Page and application data records
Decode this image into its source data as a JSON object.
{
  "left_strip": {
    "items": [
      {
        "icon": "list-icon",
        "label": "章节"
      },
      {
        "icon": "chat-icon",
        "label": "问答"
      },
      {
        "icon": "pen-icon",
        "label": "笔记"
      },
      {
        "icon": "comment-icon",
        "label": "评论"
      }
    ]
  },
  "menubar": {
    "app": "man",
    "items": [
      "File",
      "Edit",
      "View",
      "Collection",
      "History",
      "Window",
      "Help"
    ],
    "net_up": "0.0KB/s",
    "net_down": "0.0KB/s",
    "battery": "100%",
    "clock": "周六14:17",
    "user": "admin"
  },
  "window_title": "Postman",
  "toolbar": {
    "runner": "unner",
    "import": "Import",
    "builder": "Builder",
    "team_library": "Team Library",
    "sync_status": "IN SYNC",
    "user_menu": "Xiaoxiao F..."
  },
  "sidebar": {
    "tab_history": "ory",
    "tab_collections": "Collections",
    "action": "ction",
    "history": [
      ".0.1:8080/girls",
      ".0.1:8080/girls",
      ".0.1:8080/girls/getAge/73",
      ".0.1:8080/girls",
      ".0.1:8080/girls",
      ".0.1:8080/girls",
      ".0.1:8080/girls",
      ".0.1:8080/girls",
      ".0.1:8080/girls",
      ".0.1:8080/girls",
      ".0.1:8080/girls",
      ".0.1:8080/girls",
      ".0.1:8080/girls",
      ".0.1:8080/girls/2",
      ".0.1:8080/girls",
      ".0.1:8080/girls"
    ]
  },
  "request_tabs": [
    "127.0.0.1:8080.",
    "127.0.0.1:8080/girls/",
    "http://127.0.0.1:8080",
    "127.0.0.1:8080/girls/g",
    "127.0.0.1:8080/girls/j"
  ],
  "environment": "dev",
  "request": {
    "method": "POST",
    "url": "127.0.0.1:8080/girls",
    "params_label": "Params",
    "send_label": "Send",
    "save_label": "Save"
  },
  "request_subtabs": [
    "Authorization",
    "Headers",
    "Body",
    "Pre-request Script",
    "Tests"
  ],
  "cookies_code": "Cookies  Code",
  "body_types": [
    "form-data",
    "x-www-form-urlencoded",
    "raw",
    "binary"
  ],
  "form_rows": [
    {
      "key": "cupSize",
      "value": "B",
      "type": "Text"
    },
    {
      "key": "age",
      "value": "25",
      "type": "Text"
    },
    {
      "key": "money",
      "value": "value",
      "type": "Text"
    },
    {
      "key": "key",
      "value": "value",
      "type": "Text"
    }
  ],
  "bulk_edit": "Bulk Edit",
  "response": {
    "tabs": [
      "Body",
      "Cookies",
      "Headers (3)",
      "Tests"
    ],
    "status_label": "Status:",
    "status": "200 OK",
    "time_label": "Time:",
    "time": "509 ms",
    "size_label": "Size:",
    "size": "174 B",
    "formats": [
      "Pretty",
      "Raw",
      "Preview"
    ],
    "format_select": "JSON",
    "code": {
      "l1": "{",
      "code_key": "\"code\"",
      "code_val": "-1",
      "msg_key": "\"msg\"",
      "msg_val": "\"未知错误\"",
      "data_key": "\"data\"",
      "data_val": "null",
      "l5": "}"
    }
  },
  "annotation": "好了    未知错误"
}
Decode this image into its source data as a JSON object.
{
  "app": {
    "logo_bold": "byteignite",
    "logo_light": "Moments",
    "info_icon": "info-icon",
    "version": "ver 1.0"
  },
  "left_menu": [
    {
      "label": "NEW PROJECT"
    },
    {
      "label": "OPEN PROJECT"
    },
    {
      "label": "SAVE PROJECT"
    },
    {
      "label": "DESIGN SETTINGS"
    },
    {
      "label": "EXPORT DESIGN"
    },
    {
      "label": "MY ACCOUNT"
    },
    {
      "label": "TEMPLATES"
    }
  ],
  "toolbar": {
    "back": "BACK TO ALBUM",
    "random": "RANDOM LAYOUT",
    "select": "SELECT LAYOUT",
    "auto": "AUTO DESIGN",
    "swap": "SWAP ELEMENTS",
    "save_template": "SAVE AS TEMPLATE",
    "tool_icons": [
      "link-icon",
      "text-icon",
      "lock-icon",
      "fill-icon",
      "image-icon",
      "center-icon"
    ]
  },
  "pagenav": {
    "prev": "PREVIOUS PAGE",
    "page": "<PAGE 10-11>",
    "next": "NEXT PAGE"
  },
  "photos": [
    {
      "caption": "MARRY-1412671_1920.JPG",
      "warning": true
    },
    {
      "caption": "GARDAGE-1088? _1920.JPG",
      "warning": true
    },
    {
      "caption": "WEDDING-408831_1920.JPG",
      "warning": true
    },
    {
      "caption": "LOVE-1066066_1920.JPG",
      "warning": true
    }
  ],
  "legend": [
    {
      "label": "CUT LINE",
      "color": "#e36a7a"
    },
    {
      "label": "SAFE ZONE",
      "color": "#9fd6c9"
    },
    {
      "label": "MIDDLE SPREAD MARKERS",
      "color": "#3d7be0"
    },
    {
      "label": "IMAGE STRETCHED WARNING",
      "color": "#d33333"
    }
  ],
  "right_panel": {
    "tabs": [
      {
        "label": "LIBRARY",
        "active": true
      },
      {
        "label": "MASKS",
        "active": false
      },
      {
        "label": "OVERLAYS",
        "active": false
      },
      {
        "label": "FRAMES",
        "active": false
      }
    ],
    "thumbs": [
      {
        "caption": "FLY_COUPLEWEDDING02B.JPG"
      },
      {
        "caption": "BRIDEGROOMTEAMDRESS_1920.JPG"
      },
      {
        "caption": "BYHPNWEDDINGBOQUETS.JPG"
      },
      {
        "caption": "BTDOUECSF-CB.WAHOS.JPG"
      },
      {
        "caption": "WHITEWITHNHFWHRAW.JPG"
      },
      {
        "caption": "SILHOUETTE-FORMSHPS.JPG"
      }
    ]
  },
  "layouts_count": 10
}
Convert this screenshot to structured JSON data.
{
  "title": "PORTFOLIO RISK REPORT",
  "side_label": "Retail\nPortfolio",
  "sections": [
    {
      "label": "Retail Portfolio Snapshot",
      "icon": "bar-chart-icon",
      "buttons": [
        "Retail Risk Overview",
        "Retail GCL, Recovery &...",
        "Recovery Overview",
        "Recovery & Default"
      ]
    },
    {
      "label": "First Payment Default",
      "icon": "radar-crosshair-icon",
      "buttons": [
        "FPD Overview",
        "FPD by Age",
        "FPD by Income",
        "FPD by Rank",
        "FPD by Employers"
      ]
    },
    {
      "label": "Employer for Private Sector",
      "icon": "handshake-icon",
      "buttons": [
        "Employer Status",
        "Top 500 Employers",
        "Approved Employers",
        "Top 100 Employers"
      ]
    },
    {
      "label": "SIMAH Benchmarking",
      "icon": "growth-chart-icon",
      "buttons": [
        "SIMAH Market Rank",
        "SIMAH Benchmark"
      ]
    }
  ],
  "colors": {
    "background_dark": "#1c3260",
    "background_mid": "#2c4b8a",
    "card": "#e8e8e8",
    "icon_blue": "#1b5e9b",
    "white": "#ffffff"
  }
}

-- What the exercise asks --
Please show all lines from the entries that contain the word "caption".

-- Finished exercise --
      "caption": "MARRY-1412671_1920.JPG",
      "caption": "GARDAGE-1088? _1920.JPG",
      "caption": "WEDDING-408831_1920.JPG",
      "caption": "LOVE-1066066_1920.JPG",
        "caption": "FLY_COUPLEWEDDING02B.JPG"
        "caption": "BRIDEGROOMTEAMDRESS_1920.JPG"
        "caption": "BYHPNWEDDINGBOQUETS.JPG"
        "caption": "BTDOUECSF-CB.WAHOS.JPG"
        "caption": "WHITEWITHNHFWHRAW.JPG"
        "caption": "SILHOUETTE-FORMSHPS.JPG"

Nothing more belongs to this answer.